The US dollar advanced against risk-sensitive currencies including the Australian dollar, New Zealand dollar and Canadian dollar in early trading on Thursday. The move came after a gloomy economic forecast from the Fed and reports of rising coronavirus cases in the US.
Federal Reserve policymakers projected on Wednesday that US gross domestic product will fall by 6.5% in 2020 and that the unemployment rate will reach 9.3% by the end of the year. As expected, the Fed made no policy changes at its June meeting and promised to maintain its asset purchases.
Fed Chair Jerome Powell was slightly more dovish than expected in his statement, emphasizing that low rates are here to stay. He said; “We’re not thinking about raising rates. We’re not even thinking about thinking about raising rates” before adding “What we’re thinking about is providing support for the economy. We think this is going to take some time.” Interest rates are now expected to remain near zero through 2022.
The dollar initially made fresh three month lows after the FOMC meeting. Low interest rates make the dollar less appealing in relation to other higher yielding currencies and typically pressure the greenback. Meanwhile, the reaction in equity markets was mixed. The Nasdaq hit 10,000 for the first time ever, but the Dow and S&P 500 both closed lower.
Expectations for a fast recovery from the coronavirus were curbed by the Fed outlook and also a report from Reuters indicating that new US coronavirus infections are rising slightly after five weeks of declines. Data from Johns Hopkins University states that coronavirus COVID-19 global cases have risen to 7,360,239 with 417,022 fatalities.

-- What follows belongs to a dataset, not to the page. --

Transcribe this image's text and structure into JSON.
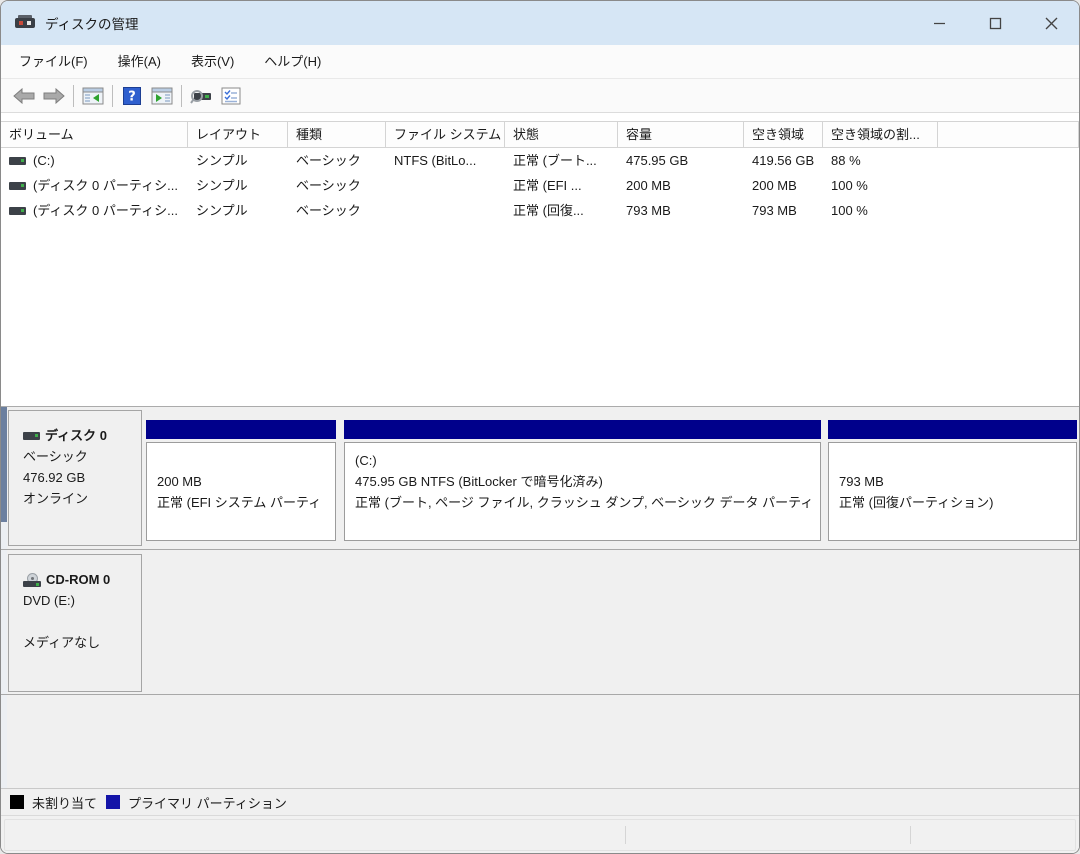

Risk-off sentiment early on Thursday boosted safe havens such as the US dollar and Japanese yen and weighed on risk-sensitive currencies. Looking at the AUD/USD weekly chart we can see that price has pulled back from 11 month highs and that a shooting star or doji pattern may form.